Activity: Copy all of the records exactly.

Entries provided:
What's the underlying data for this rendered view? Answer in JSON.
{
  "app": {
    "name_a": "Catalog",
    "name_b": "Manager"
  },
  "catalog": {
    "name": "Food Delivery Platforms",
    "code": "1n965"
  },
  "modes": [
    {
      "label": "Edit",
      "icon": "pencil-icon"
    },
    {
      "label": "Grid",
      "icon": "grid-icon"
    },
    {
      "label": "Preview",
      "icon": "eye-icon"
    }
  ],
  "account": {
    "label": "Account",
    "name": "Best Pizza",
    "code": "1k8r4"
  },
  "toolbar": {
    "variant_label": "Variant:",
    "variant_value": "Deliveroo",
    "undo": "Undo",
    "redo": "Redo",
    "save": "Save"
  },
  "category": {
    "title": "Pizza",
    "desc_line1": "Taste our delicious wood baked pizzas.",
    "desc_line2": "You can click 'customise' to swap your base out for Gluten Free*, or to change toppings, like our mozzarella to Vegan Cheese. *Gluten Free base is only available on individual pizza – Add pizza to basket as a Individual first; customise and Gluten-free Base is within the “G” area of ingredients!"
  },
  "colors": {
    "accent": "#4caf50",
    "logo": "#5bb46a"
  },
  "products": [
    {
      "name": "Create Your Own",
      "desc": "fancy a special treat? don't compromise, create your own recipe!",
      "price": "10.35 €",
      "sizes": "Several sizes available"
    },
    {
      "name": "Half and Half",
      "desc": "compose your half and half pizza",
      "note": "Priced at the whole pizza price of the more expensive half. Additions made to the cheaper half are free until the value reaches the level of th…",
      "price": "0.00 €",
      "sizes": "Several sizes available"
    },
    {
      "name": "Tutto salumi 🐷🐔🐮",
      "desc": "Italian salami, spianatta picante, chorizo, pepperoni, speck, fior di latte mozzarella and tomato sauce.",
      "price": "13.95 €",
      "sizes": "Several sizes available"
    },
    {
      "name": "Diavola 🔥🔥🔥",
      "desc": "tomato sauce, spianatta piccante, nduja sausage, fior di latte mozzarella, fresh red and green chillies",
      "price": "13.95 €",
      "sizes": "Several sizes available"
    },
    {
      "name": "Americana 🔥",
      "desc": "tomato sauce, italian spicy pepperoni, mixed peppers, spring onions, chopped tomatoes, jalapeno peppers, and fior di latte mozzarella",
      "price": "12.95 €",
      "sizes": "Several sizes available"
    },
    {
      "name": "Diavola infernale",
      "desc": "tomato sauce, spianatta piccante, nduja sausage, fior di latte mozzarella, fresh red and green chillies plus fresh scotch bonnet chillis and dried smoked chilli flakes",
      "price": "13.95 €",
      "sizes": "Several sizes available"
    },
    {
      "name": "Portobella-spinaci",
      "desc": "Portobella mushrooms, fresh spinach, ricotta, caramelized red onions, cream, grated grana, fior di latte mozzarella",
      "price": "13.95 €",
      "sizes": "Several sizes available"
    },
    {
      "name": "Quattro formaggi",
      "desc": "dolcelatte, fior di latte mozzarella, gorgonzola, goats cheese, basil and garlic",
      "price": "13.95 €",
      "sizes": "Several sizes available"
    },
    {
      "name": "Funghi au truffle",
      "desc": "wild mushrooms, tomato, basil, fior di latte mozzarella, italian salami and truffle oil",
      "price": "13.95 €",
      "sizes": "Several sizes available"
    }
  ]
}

Exercise response:
What's the underlying data for this rendered view? Answer in JSON.
{
  "app": {
    "name_a": "Catalog",
    "name_b": "Manager"
  },
  "catalog": {
    "name": "Food Delivery Platforms",
    "code": "1n965"
  },
  "modes": [
    {
      "label": "Edit",
      "icon": "pencil-icon"
    },
    {
      "label": "Grid",
      "icon": "grid-icon"
    },
    {
      "label": "Preview",
      "icon": "eye-icon"
    }
  ],
  "account": {
    "label": "Account",
    "name": "Best Pizza",
    "code": "1k8r4"
  },
  "toolbar": {
    "variant_label": "Variant:",
    "variant_value": "Deliveroo",
    "undo": "Undo",
    "redo": "Redo",
    "save": "Save"
  },
  "category": {
    "title": "Pizza",
    "desc_line1": "Taste our delicious wood baked pizzas.",
    "desc_line2": "You can click 'customise' to swap your base out for Gluten Free*, or to change toppings, like our mozzarella to Vegan Cheese. *Gluten Free base is only available on individual pizza – Add pizza to basket as a Individual first; customise and Gluten-free Base is within the “G” area of ingredients!"
  },
  "colors": {
    "accent": "#4caf50",
    "logo": "#5bb46a"
  },
  "products": [
    {
      "name": "Create Your Own",
      "desc": "fancy a special treat? don't compromise, create your own recipe!",
      "price": "10.35 €",
      "sizes": "Several sizes available"
    },
    {
      "name": "Half and Half",
      "desc": "compose your half and half pizza",
      "note": "Priced at the whole pizza price of the more expensive half. Additions made to the cheaper half are free until the value reaches the level of th…",
      "price": "0.00 €",
      "sizes": "Several sizes available"
    },
    {
      "name": "Tutto salumi 🐷🐔🐮",
      "desc": "Italian salami, spianatta picante, chorizo, pepperoni, speck, fior di latte mozzarella and tomato sauce.",
      "price": "13.95 €",
      "sizes": "Several sizes available"
    },
    {
      "name": "Diavola 🔥🔥🔥",
      "desc": "tomato sauce, spianatta piccante, nduja sausage, fior di latte mozzarella, fresh red and green chillies",
      "price": "13.95 €",
      "sizes": "Several sizes available"
    },
    {
      "name": "Americana 🔥",
      "desc": "tomato sauce, italian spicy pepperoni, mixed peppers, spring onions, chopped tomatoes, jalapeno peppers, and fior di latte mozzarella",
      "price": "12.95 €",
      "sizes": "Several sizes available"
    },
    {
      "name": "Diavola infernale",
      "desc": "tomato sauce, spianatta piccante, nduja sausage, fior di latte mozzarella, fresh red and green chillies plus fresh scotch bonnet chillis and dried smoked chilli flakes",
      "price": "13.95 €",
      "sizes": "Several sizes available"
    },
    {
      "name": "Portobella-spinaci",
      "desc": "Portobella mushrooms, fresh spinach, ricotta, caramelized red onions, cream, grated grana, fior di latte mozzarella",
      "price": "13.95 €",
      "sizes": "Several sizes available"
    },
    {
      "name": "Quattro formaggi",
      "desc": "dolcelatte, fior di latte mozzarella, gorgonzola, goats cheese, basil and garlic",
      "price": "13.95 €",
      "sizes": "Several sizes available"
    },
    {
      "name": "Funghi au truffle",
      "desc": "wild mushrooms, tomato, basil, fior di latte mozzarella, italian salami and truffle oil",
      "price": "13.95 €",
      "sizes": "Several sizes available"
    }
  ]
}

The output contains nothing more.